#### [Prompt]
Print the records below exactly, omitting all pictures.

--- --- ---

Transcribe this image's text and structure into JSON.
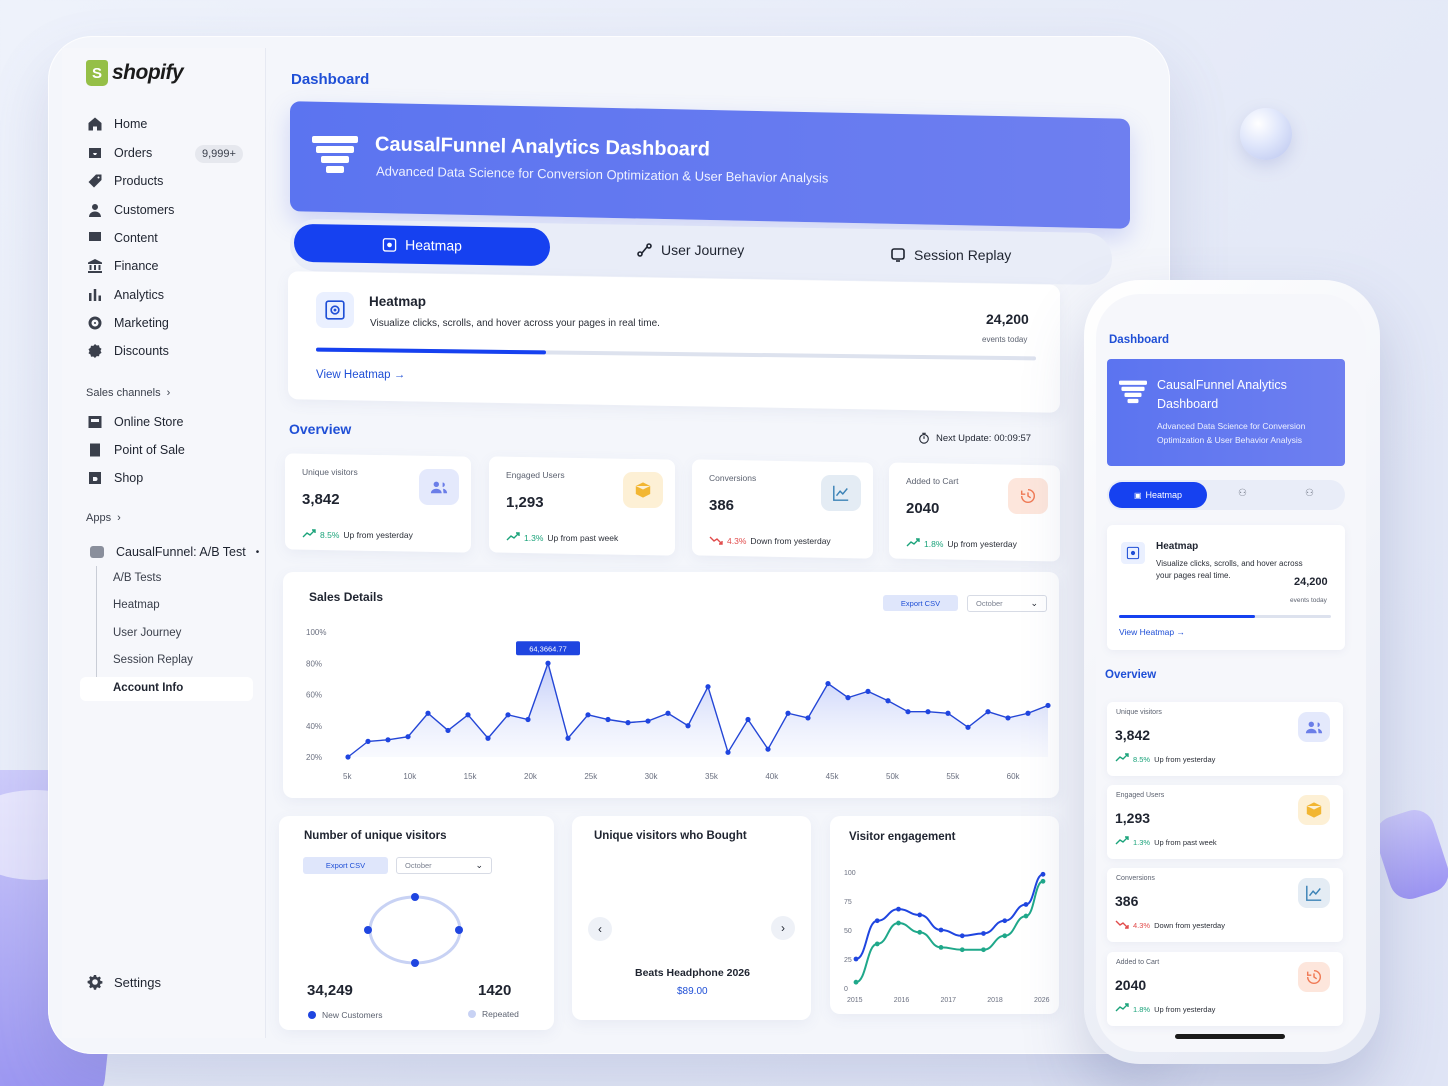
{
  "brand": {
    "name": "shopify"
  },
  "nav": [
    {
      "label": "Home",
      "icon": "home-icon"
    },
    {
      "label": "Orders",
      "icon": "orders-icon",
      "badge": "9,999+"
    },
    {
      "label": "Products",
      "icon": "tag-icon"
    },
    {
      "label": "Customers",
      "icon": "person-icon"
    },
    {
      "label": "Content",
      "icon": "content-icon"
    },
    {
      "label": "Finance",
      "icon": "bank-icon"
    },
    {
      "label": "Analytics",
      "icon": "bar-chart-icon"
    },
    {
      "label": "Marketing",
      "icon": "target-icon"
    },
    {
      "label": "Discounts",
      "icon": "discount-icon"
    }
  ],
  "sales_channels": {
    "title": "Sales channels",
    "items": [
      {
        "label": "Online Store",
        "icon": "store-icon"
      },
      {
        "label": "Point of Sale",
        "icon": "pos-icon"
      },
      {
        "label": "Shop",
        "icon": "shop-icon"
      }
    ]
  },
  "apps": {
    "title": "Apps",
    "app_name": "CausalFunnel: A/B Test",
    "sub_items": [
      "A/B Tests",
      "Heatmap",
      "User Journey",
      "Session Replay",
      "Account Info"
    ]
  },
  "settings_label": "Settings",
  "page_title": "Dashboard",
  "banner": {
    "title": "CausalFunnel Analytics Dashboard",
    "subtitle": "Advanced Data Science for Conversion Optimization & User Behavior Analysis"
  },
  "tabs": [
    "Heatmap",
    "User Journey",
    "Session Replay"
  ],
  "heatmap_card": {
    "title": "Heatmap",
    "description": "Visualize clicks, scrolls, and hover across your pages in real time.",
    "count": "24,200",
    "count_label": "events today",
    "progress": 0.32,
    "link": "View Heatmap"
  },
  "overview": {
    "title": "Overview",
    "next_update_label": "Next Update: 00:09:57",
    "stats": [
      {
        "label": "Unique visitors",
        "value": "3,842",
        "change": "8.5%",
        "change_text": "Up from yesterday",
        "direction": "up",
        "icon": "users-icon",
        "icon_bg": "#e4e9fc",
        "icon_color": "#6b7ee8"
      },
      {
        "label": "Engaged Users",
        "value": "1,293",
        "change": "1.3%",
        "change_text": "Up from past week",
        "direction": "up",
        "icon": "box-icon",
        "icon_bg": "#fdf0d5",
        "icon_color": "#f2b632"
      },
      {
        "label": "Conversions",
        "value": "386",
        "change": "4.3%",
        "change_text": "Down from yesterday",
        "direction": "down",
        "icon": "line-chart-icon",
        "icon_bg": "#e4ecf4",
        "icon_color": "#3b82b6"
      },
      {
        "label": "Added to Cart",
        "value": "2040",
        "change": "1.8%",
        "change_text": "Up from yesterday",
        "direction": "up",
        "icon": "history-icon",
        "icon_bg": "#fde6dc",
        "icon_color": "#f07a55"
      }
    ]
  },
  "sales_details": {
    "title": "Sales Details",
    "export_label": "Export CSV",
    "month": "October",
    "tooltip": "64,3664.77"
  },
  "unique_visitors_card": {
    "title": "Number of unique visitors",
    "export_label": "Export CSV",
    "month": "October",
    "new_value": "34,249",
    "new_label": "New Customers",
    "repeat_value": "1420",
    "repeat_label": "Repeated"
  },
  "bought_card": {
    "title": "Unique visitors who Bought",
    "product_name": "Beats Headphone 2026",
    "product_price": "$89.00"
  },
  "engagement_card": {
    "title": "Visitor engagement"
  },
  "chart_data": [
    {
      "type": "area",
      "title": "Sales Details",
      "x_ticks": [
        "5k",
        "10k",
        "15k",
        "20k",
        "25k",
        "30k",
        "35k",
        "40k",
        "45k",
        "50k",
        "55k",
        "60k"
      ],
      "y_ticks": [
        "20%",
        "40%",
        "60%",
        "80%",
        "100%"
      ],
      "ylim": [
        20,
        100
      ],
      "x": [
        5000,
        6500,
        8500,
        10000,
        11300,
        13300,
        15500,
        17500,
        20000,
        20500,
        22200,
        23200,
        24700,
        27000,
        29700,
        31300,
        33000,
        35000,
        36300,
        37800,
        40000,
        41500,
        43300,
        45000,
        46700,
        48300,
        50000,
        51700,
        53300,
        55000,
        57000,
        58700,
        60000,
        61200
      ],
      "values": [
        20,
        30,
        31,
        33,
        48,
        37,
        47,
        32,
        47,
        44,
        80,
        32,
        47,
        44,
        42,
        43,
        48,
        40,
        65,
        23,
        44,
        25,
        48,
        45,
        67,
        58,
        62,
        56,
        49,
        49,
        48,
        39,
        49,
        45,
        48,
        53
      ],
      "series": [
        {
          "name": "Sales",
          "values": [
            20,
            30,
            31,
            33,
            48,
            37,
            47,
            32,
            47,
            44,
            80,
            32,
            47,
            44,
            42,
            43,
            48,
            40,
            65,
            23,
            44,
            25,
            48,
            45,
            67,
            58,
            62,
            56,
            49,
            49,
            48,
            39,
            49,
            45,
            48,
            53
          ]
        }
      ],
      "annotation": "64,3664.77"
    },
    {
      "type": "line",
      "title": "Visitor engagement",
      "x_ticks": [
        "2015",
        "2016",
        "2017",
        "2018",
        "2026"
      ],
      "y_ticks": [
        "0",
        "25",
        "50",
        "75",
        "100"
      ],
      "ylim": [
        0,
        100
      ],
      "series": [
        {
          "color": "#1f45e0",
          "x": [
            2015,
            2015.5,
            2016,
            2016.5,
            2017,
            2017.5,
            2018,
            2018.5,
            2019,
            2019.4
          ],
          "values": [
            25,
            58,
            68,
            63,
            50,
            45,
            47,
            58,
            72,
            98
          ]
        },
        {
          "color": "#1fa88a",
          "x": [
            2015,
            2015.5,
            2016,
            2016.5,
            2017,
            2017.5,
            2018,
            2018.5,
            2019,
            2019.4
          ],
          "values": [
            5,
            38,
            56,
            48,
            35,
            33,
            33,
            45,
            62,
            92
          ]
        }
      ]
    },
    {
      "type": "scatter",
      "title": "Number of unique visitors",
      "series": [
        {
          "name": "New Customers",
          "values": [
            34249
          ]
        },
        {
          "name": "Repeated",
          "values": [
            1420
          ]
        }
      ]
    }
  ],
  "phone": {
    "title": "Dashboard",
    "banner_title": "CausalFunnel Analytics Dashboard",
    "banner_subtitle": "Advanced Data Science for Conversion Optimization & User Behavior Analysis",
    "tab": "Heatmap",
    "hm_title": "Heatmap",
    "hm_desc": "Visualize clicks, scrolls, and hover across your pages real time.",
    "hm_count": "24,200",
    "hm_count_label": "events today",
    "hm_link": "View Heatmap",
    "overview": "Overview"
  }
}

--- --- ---

#### [The answer]
Transcribe this image's text and structure into JSON.
{
  "brand": {
    "name": "shopify"
  },
  "nav": [
    {
      "label": "Home",
      "icon": "home-icon"
    },
    {
      "label": "Orders",
      "icon": "orders-icon",
      "badge": "9,999+"
    },
    {
      "label": "Products",
      "icon": "tag-icon"
    },
    {
      "label": "Customers",
      "icon": "person-icon"
    },
    {
      "label": "Content",
      "icon": "content-icon"
    },
    {
      "label": "Finance",
      "icon": "bank-icon"
    },
    {
      "label": "Analytics",
      "icon": "bar-chart-icon"
    },
    {
      "label": "Marketing",
      "icon": "target-icon"
    },
    {
      "label": "Discounts",
      "icon": "discount-icon"
    }
  ],
  "sales_channels": {
    "title": "Sales channels",
    "items": [
      {
        "label": "Online Store",
        "icon": "store-icon"
      },
      {
        "label": "Point of Sale",
        "icon": "pos-icon"
      },
      {
        "label": "Shop",
        "icon": "shop-icon"
      }
    ]
  },
  "apps": {
    "title": "Apps",
    "app_name": "CausalFunnel: A/B Test",
    "sub_items": [
      "A/B Tests",
      "Heatmap",
      "User Journey",
      "Session Replay",
      "Account Info"
    ]
  },
  "settings_label": "Settings",
  "page_title": "Dashboard",
  "banner": {
    "title": "CausalFunnel Analytics Dashboard",
    "subtitle": "Advanced Data Science for Conversion Optimization & User Behavior Analysis"
  },
  "tabs": [
    "Heatmap",
    "User Journey",
    "Session Replay"
  ],
  "heatmap_card": {
    "title": "Heatmap",
    "description": "Visualize clicks, scrolls, and hover across your pages in real time.",
    "count": "24,200",
    "count_label": "events today",
    "progress": 0.32,
    "link": "View Heatmap"
  },
  "overview": {
    "title": "Overview",
    "next_update_label": "Next Update: 00:09:57",
    "stats": [
      {
        "label": "Unique visitors",
        "value": "3,842",
        "change": "8.5%",
        "change_text": "Up from yesterday",
        "direction": "up",
        "icon": "users-icon",
        "icon_bg": "#e4e9fc",
        "icon_color": "#6b7ee8"
      },
      {
        "label": "Engaged Users",
        "value": "1,293",
        "change": "1.3%",
        "change_text": "Up from past week",
        "direction": "up",
        "icon": "box-icon",
        "icon_bg": "#fdf0d5",
        "icon_color": "#f2b632"
      },
      {
        "label": "Conversions",
        "value": "386",
        "change": "4.3%",
        "change_text": "Down from yesterday",
        "direction": "down",
        "icon": "line-chart-icon",
        "icon_bg": "#e4ecf4",
        "icon_color": "#3b82b6"
      },
      {
        "label": "Added to Cart",
        "value": "2040",
        "change": "1.8%",
        "change_text": "Up from yesterday",
        "direction": "up",
        "icon": "history-icon",
        "icon_bg": "#fde6dc",
        "icon_color": "#f07a55"
      }
    ]
  },
  "sales_details": {
    "title": "Sales Details",
    "export_label": "Export CSV",
    "month": "October",
    "tooltip": "64,3664.77"
  },
  "unique_visitors_card": {
    "title": "Number of unique visitors",
    "export_label": "Export CSV",
    "month": "October",
    "new_value": "34,249",
    "new_label": "New Customers",
    "repeat_value": "1420",
    "repeat_label": "Repeated"
  },
  "bought_card": {
    "title": "Unique visitors who Bought",
    "product_name": "Beats Headphone 2026",
    "product_price": "$89.00"
  },
  "engagement_card": {
    "title": "Visitor engagement"
  },
  "chart_data": [
    {
      "type": "area",
      "title": "Sales Details",
      "x_ticks": [
        "5k",
        "10k",
        "15k",
        "20k",
        "25k",
        "30k",
        "35k",
        "40k",
        "45k",
        "50k",
        "55k",
        "60k"
      ],
      "y_ticks": [
        "20%",
        "40%",
        "60%",
        "80%",
        "100%"
      ],
      "ylim": [
        20,
        100
      ],
      "x": [
        5000,
        6500,
        8500,
        10000,
        11300,
        13300,
        15500,
        17500,
        20000,
        20500,
        22200,
        23200,
        24700,
        27000,
        29700,
        31300,
        33000,
        35000,
        36300,
        37800,
        40000,
        41500,
        43300,
        45000,
        46700,
        48300,
        50000,
        51700,
        53300,
        55000,
        57000,
        58700,
        60000,
        61200
      ],
      "values": [
        20,
        30,
        31,
        33,
        48,
        37,
        47,
        32,
        47,
        44,
        80,
        32,
        47,
        44,
        42,
        43,
        48,
        40,
        65,
        23,
        44,
        25,
        48,
        45,
        67,
        58,
        62,
        56,
        49,
        49,
        48,
        39,
        49,
        45,
        48,
        53
      ],
      "series": [
        {
          "name": "Sales",
          "values": [
            20,
            30,
            31,
            33,
            48,
            37,
            47,
            32,
            47,
            44,
            80,
            32,
            47,
            44,
            42,
            43,
            48,
            40,
            65,
            23,
            44,
            25,
            48,
            45,
            67,
            58,
            62,
            56,
            49,
            49,
            48,
            39,
            49,
            45,
            48,
            53
          ]
        }
      ],
      "annotation": "64,3664.77"
    },
    {
      "type": "line",
      "title": "Visitor engagement",
      "x_ticks": [
        "2015",
        "2016",
        "2017",
        "2018",
        "2026"
      ],
      "y_ticks": [
        "0",
        "25",
        "50",
        "75",
        "100"
      ],
      "ylim": [
        0,
        100
      ],
      "series": [
        {
          "color": "#1f45e0",
          "x": [
            2015,
            2015.5,
            2016,
            2016.5,
            2017,
            2017.5,
            2018,
            2018.5,
            2019,
            2019.4
          ],
          "values": [
            25,
            58,
            68,
            63,
            50,
            45,
            47,
            58,
            72,
            98
          ]
        },
        {
          "color": "#1fa88a",
          "x": [
            2015,
            2015.5,
            2016,
            2016.5,
            2017,
            2017.5,
            2018,
            2018.5,
            2019,
            2019.4
          ],
          "values": [
            5,
            38,
            56,
            48,
            35,
            33,
            33,
            45,
            62,
            92
          ]
        }
      ]
    },
    {
      "type": "scatter",
      "title": "Number of unique visitors",
      "series": [
        {
          "name": "New Customers",
          "values": [
            34249
          ]
        },
        {
          "name": "Repeated",
          "values": [
            1420
          ]
        }
      ]
    }
  ],
  "phone": {
    "title": "Dashboard",
    "banner_title": "CausalFunnel Analytics Dashboard",
    "banner_subtitle": "Advanced Data Science for Conversion Optimization & User Behavior Analysis",
    "tab": "Heatmap",
    "hm_title": "Heatmap",
    "hm_desc": "Visualize clicks, scrolls, and hover across your pages real time.",
    "hm_count": "24,200",
    "hm_count_label": "events today",
    "hm_link": "View Heatmap",
    "overview": "Overview"
  }
}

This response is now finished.